Toyota Supra is a classic Japanese sports car. Born in 1979 and rolled out of the production line in 2002, Supra has been a legend of a Japanese sports car. After withdrawing from the mill for 17 years, Toyota Supra rises up again with a brand-new stance and prestige.
The revival of the new Supra spurred great excitement among fans who prefer performance vehicles, while some concerns that a maximum of 335 horsepower will lead the Supra far away from derring-do.
Recently, an exclusive interview with Toyota's chief engineer for the Supra, Tetsuya Tada, was conducted by Autoblog employees and revealed some information about the next generation of the Supra.
One important message is that the next generation of Supra is likely to break through the 335 horsepower barrier and make further breakthroughs in the power performance. "With a sports car, the promise is to offer more performance with each additional version," he said.
The current Toyota Supra is equipped with 2.0T and 3.0T turbocharged engines with peak torque of 400N and 500N per meter. The transmission is matched with 8AT gearbox, offering an acceleration time of 3.0T 0-100 km/h in 4.1 seconds.
Though Tada did not disclose specific data and details further on the power performance, the media has speculated that the upgraded six-cylinder version of Supra will get about 50 extra horsepower within a three years facelift course. The previous version will also gain some promotion on its powertrain.

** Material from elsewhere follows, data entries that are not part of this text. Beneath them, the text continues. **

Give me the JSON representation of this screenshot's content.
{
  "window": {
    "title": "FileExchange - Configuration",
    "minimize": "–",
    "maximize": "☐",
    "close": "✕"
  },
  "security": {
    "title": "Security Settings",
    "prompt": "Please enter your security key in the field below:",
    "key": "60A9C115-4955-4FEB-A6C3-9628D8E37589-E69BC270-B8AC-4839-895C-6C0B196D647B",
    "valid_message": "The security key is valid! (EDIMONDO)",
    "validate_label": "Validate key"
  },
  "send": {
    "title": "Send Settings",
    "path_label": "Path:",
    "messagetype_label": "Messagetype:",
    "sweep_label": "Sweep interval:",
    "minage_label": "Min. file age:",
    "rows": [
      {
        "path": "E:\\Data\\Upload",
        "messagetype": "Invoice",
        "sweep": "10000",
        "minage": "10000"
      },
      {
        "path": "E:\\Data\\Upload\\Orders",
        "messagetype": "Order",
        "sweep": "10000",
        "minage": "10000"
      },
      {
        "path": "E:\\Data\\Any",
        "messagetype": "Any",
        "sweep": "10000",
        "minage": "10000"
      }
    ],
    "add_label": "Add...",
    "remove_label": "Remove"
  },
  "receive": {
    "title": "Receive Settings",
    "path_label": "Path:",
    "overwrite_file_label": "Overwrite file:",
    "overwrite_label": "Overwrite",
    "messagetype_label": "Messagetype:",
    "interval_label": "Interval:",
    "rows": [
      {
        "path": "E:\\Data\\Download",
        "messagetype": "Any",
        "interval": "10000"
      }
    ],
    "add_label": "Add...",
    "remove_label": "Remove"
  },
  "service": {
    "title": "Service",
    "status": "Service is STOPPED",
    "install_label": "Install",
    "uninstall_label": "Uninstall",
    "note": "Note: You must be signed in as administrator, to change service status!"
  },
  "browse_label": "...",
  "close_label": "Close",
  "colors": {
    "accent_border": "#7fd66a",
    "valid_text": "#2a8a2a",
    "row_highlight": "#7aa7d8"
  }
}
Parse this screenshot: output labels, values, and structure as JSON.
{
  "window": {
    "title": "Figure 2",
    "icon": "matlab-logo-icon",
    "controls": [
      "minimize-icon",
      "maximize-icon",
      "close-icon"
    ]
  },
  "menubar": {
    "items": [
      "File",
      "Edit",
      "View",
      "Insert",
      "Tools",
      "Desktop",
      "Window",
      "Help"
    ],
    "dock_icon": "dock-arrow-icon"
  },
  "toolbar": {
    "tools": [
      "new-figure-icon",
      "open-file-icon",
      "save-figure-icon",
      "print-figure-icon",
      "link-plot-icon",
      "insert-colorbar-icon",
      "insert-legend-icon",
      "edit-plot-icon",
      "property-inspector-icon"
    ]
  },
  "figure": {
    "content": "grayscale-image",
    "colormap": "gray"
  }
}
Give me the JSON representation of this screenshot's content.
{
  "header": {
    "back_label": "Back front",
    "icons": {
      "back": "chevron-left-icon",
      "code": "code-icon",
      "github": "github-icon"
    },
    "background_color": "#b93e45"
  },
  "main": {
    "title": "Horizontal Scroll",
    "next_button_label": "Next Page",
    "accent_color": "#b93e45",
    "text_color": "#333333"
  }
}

As for the fans who strive for manual transmission, Tada advised: "Customers who want a manual should choose the Toyota 86."